At a time which was experiencing a degree of class struggle, Bowie came neither from the proletariat nor from the ruling class. His father was a teacher and head of the art department, and his mother had been an active member of the British Union of Fascists as a teenager. They lived in Bromley, part of the Commuter Belt around London, home to many middle managers. Bowie came from precisely that class of society which is open to both progressive and fascist ideas.
Notwithstanding his mistakes in the 1970s, Bowie was eventually won over for progressive ideas. After his racist comments, his acquaintances from the radical Berlin scene had words with him. Later, he would not just have black friends (like his musical collaborator Nile Rodgers and his wife Iman), but he also clearly spoke out against racism.
Both Rock Against Racism, and later the Anti Nazi League (ANL) were formed as a direct response to Bowie’s remarks. In 1994, with a renewed fascist threat, the ANL reformed and organised a festival in London. Bowie sent a cheque for £1,500. Attached was a note with a single word. “Sorry”.
Fight against racism

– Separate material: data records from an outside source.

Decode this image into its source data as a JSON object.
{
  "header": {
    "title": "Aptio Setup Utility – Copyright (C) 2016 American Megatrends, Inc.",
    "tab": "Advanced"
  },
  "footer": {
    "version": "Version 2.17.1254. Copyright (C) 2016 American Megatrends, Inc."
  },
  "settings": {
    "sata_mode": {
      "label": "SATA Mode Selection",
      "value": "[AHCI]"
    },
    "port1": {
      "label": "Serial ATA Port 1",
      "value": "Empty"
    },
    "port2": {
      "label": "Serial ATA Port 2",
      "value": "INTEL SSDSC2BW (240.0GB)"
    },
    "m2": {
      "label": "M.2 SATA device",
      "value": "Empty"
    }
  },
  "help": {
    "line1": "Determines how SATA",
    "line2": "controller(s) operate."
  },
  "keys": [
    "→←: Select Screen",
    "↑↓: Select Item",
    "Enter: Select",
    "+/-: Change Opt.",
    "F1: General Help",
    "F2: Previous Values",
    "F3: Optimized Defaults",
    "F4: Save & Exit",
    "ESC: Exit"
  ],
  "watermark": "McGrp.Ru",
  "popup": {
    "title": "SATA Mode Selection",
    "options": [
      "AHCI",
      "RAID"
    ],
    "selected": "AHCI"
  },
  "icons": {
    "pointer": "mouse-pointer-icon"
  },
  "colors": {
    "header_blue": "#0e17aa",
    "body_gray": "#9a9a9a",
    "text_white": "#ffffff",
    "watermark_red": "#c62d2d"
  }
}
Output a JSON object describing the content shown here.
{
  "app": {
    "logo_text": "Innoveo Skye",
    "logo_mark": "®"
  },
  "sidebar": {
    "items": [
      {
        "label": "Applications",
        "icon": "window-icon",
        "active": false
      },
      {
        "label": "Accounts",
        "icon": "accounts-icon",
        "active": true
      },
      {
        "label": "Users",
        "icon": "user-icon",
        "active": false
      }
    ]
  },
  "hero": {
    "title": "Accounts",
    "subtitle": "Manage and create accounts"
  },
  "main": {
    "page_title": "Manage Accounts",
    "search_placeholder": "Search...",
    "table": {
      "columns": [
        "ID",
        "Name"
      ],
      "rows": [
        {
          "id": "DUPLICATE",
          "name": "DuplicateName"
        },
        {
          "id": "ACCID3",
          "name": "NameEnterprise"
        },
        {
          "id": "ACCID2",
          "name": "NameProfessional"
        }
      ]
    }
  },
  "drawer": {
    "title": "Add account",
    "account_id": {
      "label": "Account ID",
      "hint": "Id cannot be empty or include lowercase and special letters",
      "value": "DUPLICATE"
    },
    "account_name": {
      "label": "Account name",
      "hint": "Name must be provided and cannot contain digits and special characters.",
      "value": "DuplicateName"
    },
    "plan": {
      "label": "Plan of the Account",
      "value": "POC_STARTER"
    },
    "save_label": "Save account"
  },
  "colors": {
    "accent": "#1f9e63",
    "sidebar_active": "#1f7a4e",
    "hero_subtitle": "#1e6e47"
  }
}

Bowie did not just fight against racism in the UK. He said the following about Australia, where he briefly lived: “As much as I love this country it’s probably one of the most racially intolerant in the world, well in line with South Africa.” He made a clear stand for Aboriginal rights. When “Let’s Dance” was released in Australia, its video clearly depicted racism against Aboriginal people. Since Bowie’s death, one of the most shared videos is of his appearance on MTV, where he attacks the US- based media giant, where he attacks for allowing little space for black musicians.
I have written little here about Bowie’s music after 1980. In the past 36 years, he has released 12 more solo albums, plus 2 records by his band Tin Machine. Nearly every one has been hailed as a “return to form”, and some have been very good indeed.
Yet for me, Bowie’s greatest musical contributions comes from the 12 records that he released in and around the 1970s, and from the albums by other artists in that decade on which he was a producer (at least 3 of these are also candidates for a list of best albums of all time – Lou Reed’s “Transformer” and Iggy Pop’s “The Idiot” and “Lust for Life”).
By 1980, Bowie was finding other interests – including as a painter an actor. He was impressive in films like “Merry Christmas Mr Lawrence” and “The Hunger”, and on television as Berthold Brecht’s “Baal”. He may not always have maintained the quality of his early epic work, but he still developed a tremendous quality and range – in all genres from drum and bass to heavy metal.
A few days before his death, Bowie released his last album “Black Star”. It was – once again – hailed as a return to form. Experience has taught me that we should wait a little before we make our final judgement. But I hope that “Black Star” will affect us every bit as much as Bowie’s earlier works.
With David Bowie’s death, one of the greats has left us.
This obituary was originally published in German on the marx21 Website: